Benefits Restored for Miners With Black Lung
WASHINGTON (CN) - Under a new federal regulation, benefits will resume for coal miners with black lung disease, and certain survivors may be able to collect if he or she proves a miner's suicide was related to the disease.
The new Office of Workers' Compensation Programs Benefits regulation implements amendments to the Black Lung Benefits Act made by the Affordable Care Act.
The amendments reinstated entitlements for miners and their families affected by pneumoconiosis, commonly known as black lung disease. The act also revived the rebuttable presumption of total disability or death related to black lung for certain claims.

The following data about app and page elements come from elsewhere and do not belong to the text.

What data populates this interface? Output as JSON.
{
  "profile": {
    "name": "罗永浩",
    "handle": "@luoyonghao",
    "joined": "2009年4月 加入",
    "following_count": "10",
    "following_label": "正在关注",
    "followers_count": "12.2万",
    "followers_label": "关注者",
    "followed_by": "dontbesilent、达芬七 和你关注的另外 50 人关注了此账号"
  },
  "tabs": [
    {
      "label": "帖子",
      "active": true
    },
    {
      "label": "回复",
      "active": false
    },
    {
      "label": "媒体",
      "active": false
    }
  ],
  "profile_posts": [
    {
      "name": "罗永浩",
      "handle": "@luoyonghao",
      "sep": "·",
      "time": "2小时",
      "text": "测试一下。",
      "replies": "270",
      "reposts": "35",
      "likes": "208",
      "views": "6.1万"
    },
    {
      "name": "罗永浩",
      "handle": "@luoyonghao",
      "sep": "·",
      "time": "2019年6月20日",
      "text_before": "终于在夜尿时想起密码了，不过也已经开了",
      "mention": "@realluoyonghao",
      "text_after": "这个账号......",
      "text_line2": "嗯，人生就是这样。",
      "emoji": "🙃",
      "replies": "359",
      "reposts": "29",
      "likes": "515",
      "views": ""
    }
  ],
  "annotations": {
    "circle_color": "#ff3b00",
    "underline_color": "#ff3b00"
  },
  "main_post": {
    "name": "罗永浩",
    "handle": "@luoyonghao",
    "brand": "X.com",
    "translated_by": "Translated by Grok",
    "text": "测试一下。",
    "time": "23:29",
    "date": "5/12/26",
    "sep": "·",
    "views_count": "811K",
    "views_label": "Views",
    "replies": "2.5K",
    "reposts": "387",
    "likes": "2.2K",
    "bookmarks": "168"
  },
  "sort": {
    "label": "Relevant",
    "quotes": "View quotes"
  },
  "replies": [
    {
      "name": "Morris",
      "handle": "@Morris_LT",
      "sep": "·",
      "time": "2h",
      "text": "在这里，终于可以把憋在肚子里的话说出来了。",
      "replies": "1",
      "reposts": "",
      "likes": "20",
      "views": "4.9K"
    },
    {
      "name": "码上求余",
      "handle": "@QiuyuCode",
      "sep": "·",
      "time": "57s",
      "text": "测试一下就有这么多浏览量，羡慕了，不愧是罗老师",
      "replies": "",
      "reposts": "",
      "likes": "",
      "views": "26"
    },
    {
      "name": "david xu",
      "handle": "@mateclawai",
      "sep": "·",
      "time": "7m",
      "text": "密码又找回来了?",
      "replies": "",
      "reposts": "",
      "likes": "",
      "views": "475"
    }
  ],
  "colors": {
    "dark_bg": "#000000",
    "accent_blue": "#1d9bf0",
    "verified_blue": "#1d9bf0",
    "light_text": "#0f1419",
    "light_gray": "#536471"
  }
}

Under the amendments to the act, a miner or survivor who files a claim can now rely on a 15-year presumption in establishing his or her entitlement to government benefits if certain requirements are met and if the claim was pending after March 23, 2010.
Survivors who meet those requirements are entitled to benefits if the miner was awarded lifetime disability benefits.
Responding to comments, the agency outlined certain scenarios in which a survivor could obtain benefits from a miner's black lung disease.
For example, if a miner commits suicide, his or her survivor can prove the death was related to black lung and can apply for benefits.
"The final rule treats suicide like any other traumatic event that ends a miner's life," the agency wrote. "There is no basis in the statute or legislative history to draw a distinction for suicide."
"Since 1983, the regulations have explicitly recognized that pneumoconiosis might be a substantially contributing cause of a death even when the miner's death was immediately caused by a traumatic injury."
The final rule goes into effect on Oct. 25.